“I’m making my homosexuality public because I would like to advance the discussion of homosexuality among professional athletes.”

Secret NSA Database Discovered In German Phone Booth

Just when it appeared as if the lastest wave of hysteria about personal privacy violations by the NSA was subsiding in Germany, a local man in the small southern German town of Oberscheißheim has stumbled accross what appears to be a vast treasure trove of illegally acquired private data carelessly left hanging in the town’s telephone booth.

NSA

Although in German and ostinsibly published by the “Deutsche Post,” personal privacy experts are nevertheless convinced that this could only be the work of the NSA. The secred database, in book form, is said to contain a a detailed, unencrypted listing of all of the town’s residents, to include name, address and telephone number, and would have been freely accessible to anyone entering the booth had not the quick-thinking resident who discovered the ghastly privacy violation not ripped it from the small metal chain it had been attached to.

“I felt it was my duty to inform the local authorities immediately,” the man later said when being questioned, prefering to remain anonymous, of course, with a paper bag over his head. “And I shudder to think about all the other secret databases possibly out there just like it, in communities just like our own, just waiting to be discovered and accessed by perfect strangers.”

“And in closing, I must say that I also get the creeps when I think about what the NSA is going to do to that poor careless agent of theirs who left the thing hanging there in the first place. What a dumb ass.”

The NSA has a secret unit that produces special equipment ranging from spyware for computers and cell phones to listening posts and USB sticks that work as bugging devices. Here are some excerpts from the intelligence agency’s own catalog.

Neurotic Impulse

And maladaptive reaction. Berlin, a counterculture paradise? I guess. A privacy haven? Keep on dreaming.

Snowden

But it’s a lot more than that. Berlin has always been a place to hail heros who aren’t heros. That’s why this Snowden asylum nonsense fits like a glove here.

An international cadre of privacy advocates is settling in Germany’s once-divided capital, saying they feel safer here than they do in the United States or Britain, where authorities have vowed to prosecute leakers of official secrets…
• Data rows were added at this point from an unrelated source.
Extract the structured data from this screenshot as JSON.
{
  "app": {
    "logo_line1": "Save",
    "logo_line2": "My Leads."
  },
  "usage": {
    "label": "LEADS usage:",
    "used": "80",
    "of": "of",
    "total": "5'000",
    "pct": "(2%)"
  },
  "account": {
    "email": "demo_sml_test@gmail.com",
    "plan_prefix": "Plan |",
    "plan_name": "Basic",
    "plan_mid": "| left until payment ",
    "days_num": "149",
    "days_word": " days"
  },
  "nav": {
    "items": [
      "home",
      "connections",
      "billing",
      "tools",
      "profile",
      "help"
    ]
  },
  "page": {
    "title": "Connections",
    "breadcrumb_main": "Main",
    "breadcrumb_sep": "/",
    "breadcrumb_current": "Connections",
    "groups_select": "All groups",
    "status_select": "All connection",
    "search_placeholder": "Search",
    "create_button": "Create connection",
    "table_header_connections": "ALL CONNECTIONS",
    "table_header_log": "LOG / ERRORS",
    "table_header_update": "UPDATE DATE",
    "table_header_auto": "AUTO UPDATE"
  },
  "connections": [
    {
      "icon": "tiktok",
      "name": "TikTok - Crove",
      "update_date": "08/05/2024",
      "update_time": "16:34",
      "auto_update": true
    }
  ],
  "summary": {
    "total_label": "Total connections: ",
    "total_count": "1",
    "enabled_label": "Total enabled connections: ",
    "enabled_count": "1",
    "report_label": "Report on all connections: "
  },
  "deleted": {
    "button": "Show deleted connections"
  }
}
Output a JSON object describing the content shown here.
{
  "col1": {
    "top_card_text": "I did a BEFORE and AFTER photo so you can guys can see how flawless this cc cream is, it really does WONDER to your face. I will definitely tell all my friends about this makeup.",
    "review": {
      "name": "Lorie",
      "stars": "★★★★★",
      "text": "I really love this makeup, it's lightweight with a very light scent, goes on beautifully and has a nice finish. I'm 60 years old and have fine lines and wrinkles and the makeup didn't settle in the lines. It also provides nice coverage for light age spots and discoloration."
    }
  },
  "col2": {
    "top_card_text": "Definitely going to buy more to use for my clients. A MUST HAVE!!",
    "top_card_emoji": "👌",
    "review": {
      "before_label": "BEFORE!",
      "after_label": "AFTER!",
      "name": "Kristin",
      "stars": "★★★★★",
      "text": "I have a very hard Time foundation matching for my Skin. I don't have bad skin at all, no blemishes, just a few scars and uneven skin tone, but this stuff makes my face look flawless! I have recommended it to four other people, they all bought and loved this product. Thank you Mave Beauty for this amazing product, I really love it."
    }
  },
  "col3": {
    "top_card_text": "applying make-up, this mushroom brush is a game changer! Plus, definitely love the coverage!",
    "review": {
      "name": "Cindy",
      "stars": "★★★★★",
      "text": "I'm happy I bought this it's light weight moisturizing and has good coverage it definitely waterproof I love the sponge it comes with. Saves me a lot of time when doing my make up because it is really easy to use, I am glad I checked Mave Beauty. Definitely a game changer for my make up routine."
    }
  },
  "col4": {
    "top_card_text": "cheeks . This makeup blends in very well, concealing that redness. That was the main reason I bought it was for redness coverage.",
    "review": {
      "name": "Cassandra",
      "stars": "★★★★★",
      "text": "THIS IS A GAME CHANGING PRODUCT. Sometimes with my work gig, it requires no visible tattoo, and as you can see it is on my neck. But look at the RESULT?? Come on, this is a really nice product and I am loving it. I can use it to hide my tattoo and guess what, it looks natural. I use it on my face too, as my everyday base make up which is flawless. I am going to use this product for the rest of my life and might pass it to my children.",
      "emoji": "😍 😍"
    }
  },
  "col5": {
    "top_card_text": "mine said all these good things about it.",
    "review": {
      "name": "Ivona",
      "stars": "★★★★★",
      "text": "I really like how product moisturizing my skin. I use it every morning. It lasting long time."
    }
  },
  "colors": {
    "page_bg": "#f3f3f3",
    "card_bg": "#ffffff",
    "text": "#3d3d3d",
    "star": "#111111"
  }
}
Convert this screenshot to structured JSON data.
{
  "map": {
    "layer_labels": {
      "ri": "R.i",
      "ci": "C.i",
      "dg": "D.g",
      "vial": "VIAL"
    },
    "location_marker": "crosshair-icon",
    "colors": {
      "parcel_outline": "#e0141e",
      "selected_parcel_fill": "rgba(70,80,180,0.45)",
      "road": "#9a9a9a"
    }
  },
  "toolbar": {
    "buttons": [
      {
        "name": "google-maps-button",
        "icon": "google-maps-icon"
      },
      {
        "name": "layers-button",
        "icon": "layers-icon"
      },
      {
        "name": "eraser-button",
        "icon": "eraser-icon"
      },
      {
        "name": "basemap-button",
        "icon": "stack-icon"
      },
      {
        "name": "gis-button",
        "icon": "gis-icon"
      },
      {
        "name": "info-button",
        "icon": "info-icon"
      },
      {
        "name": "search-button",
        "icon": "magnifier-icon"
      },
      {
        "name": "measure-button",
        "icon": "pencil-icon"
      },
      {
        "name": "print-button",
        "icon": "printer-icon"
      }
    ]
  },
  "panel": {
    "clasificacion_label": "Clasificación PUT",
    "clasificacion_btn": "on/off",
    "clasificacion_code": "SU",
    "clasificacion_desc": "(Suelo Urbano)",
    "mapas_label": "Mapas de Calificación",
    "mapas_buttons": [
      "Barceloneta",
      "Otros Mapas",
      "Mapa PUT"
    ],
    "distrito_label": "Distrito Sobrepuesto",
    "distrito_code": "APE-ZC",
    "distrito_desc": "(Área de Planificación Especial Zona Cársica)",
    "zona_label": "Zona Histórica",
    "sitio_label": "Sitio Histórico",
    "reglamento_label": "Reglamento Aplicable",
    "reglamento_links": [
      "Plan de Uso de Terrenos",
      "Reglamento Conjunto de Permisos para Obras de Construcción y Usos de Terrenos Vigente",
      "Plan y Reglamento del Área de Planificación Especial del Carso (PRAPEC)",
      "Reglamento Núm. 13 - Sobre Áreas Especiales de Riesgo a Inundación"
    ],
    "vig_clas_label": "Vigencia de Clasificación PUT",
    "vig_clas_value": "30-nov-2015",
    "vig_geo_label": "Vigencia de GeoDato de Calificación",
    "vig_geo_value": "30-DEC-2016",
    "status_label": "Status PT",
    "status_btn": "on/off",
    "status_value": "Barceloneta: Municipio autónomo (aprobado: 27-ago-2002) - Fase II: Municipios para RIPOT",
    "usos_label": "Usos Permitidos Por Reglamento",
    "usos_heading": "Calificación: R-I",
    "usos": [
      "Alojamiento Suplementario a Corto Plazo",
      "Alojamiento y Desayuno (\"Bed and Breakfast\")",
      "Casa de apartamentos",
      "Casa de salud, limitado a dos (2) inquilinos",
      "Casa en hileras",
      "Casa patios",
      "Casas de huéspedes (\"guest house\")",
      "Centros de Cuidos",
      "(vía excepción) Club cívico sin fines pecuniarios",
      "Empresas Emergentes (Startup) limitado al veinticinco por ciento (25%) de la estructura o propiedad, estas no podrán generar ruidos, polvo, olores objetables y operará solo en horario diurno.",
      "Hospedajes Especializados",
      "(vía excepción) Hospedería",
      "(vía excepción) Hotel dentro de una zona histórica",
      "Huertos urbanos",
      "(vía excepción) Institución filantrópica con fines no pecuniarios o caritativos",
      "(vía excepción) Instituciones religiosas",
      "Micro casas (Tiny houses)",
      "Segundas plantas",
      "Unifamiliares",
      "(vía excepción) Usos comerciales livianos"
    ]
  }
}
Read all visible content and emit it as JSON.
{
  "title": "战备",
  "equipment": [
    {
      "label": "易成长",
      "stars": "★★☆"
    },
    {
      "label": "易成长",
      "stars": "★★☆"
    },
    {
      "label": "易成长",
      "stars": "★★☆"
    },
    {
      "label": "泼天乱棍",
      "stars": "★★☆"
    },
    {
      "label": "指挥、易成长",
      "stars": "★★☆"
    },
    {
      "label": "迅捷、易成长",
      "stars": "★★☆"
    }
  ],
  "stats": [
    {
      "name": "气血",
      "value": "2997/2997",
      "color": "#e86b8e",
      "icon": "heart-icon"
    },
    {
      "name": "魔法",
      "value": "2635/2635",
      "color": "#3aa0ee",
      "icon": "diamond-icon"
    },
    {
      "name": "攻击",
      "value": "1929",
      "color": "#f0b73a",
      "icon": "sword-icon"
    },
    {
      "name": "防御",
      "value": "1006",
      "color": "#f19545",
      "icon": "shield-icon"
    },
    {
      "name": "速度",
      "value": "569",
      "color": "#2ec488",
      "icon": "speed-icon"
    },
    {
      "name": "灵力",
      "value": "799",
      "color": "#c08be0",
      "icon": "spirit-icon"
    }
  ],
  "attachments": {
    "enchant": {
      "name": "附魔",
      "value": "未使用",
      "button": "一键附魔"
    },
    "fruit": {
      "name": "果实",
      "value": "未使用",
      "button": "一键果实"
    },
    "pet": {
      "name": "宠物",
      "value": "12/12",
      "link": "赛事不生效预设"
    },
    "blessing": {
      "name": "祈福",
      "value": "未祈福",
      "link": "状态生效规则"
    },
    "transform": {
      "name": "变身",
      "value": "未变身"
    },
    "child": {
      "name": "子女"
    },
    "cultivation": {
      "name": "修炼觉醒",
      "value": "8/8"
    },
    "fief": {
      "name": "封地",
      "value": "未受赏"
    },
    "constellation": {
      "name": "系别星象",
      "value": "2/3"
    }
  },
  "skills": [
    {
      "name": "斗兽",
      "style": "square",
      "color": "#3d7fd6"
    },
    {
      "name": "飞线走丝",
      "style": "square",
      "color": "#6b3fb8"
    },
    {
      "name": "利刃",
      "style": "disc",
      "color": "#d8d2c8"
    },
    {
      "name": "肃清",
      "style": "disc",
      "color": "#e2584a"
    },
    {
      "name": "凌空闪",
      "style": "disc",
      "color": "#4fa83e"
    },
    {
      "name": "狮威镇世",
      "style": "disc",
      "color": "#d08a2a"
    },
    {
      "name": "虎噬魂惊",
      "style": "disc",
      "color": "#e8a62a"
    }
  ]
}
One wants to be glad that Berlin (and Germany) is a sanctuary for people who have been subjected to inappropriate, excessive snooping by U.S. and U.K. authorities. Still, it’s always worth it, I think, to be a little skeptical of individuals, or groups, or cities and countries whose attitudes carry a whiff of neurotic impulse and maladaptive reaction. Berlin positively reeks of it…

It is an ironic twist for a ­sometimes-bleak city that was once better known as a backdrop to John le Carré novels.

No Private Sphere Here

Fed up with having their personal privacy abused by Facebook, Google and the NSA all the time, many Germans have decided to give up their personal privacy altogether and now actively and gladly publish online practically ever damned freaking boring imaginable thing they do like ALL DAY/EVERY DAY/ALL LIFE LONG.

Internetz

Actually, I thought they were all doing that already.

And in a related story, the Deutsche Telekom is planning to introduce “a vast computer network linking smaller computer networks worldwide,” or at least German-wide. They are then going to call this innovative and highly original new invention of theirs the Internetz. Or they sure ought to.

Or how about the Inner-Netz?

“My philosophy is that information is more useful when it’s out in the open.”